Now, McDuffie and the centers faculty are looking to form a brand-spanking new curriculum that will make Mercer a leader among music programs in the 21st century.
In my opinion, the traditional curricula are not helpful in preparing musicians for the real world, McDuffie said. A new (bachelors degree in music) that we are presenting to the Board of Regents in April will be a school of music, business-oriented degree that will tap into what works. Were eschewing the traditional school of music curricula and preparing (the students) to become independent contractors. The students will become entrepreneurs.
McDuffie said the program also will draw upon members of Mercers law and business schools to learn about digital rights, new media and so forth to prepare students for all of the challenges they will face in the music industry.
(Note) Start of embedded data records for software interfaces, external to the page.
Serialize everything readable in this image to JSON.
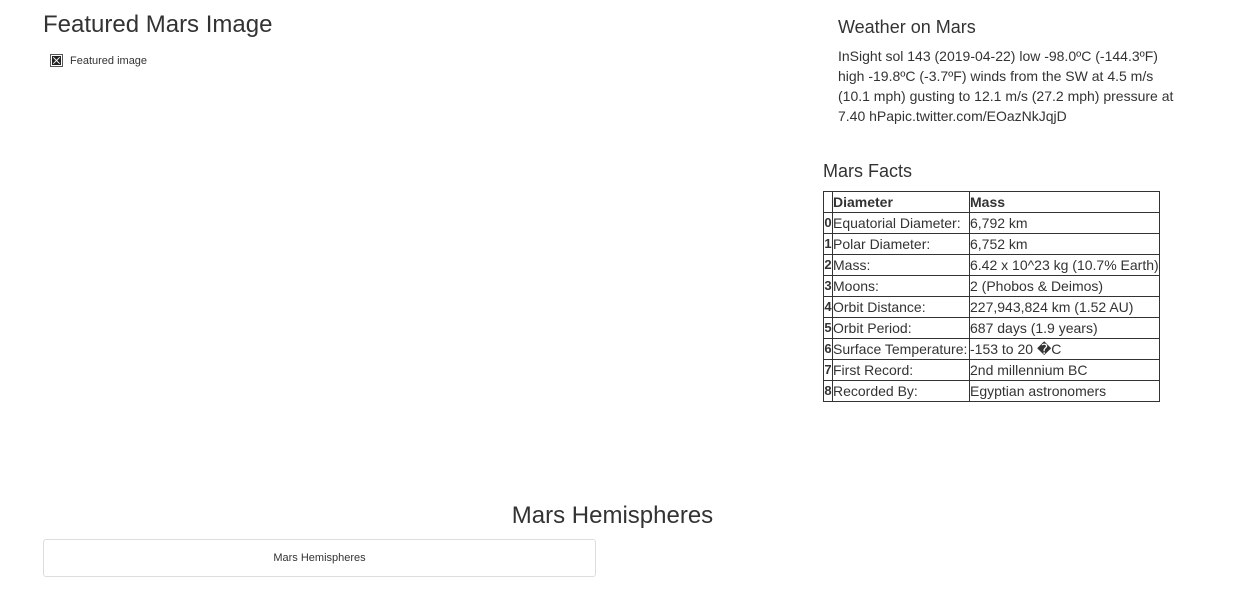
{
  "featured": {
    "heading": "Featured Mars Image",
    "image_alt": "Featured image",
    "image_icon": "broken-image-icon"
  },
  "weather": {
    "heading": "Weather on Mars",
    "text": "InSight sol 143 (2019-04-22) low -98.0ºC (-144.3ºF) high -19.8ºC (-3.7ºF) winds from the SW at 4.5 m/s (10.1 mph) gusting to 12.1 m/s (27.2 mph) pressure at 7.40 hPapic.twitter.com/EOazNkJqjD"
  },
  "facts": {
    "heading": "Mars Facts",
    "index_header": "",
    "col1_header": "Diameter",
    "col2_header": "Mass",
    "rows": [
      {
        "index": "0",
        "label": "Equatorial Diameter:",
        "value": "6,792 km"
      },
      {
        "index": "1",
        "label": "Polar Diameter:",
        "value": "6,752 km"
      },
      {
        "index": "2",
        "label": "Mass:",
        "value": "6.42 x 10^23 kg (10.7% Earth)"
      },
      {
        "index": "3",
        "label": "Moons:",
        "value": "2 (Phobos & Deimos)"
      },
      {
        "index": "4",
        "label": "Orbit Distance:",
        "value": "227,943,824 km (1.52 AU)"
      },
      {
        "index": "5",
        "label": "Orbit Period:",
        "value": "687 days (1.9 years)"
      },
      {
        "index": "6",
        "label": "Surface Temperature:",
        "value": "-153 to 20 �C"
      },
      {
        "index": "7",
        "label": "First Record:",
        "value": "2nd millennium BC"
      },
      {
        "index": "8",
        "label": "Recorded By:",
        "value": "Egyptian astronomers"
      }
    ]
  },
  "hemispheres": {
    "heading": "Mars Hemispheres",
    "card_text": "Mars Hemispheres"
  }
}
Its going to be a Mercer-centric B.M.A., McDuffie said. I want other schools to look at us (for curricula). I dont want Mercer to be another Juilliard. I want Mercer to be thought of as the cutting edge of music arts education.
McDuffie also wants to add components for brass and woodwind instruments at the school. Right now, the strings program must use professional or part-time musicians to make up that element of an orchestra when the strings musicians want to play pieces that require a full orchestra.
Building a Mercer orchestra will help the school work in conjunction with the Macon Symphony Orchestra, McDuffie said. With the city orchestra bringing in candidates for its open conductors position (McDuffie will open the orchestras season Sept. 24 with one of the candidates), McDuffie said the orchestra is attracting top candidates from across the country because the position will include a teaching position at Mercer.
At the same time, McDuffie said Mercer students will be able to perform with the symphony and gain valuable experience. He said he hopes that in time, Mercers orchestra will be on par with Rice University, Indiana University and Southern Cal -- the three top college orchestras in the country.
It will be the best of both worlds, he said.
McDuffie noted that the center is in a perfect position to capitalize on its assets, which include a $4 million endowment and a world-class faculty, led by Amy Schwartz Moretti.
Devon Naftzger, a violist who is a senior at a high school in Chicago, will be one of the performers at Mondays concert. She applied for the program because one of her friends did it a few years ago and then went on to study at the McDuffie Center. Shes worked most of the week under Lawrence Dutton, the violist for the award-winning Emerson String Quartet and a McDuffie Center faculty member. Having the opportunity to work with talent the likes of Dutton is what drew Naftzger to Macon.
Its been helpful, she said. Its nice to have all these groups to work with. Ive been working on solo stuff, and putting a piece together with a group. Its been very beneficial. ... These are really big names to work with, and its been great to get so much individual time with them. I wouldnt say Ive been intimidated, but I really wanted to impress him.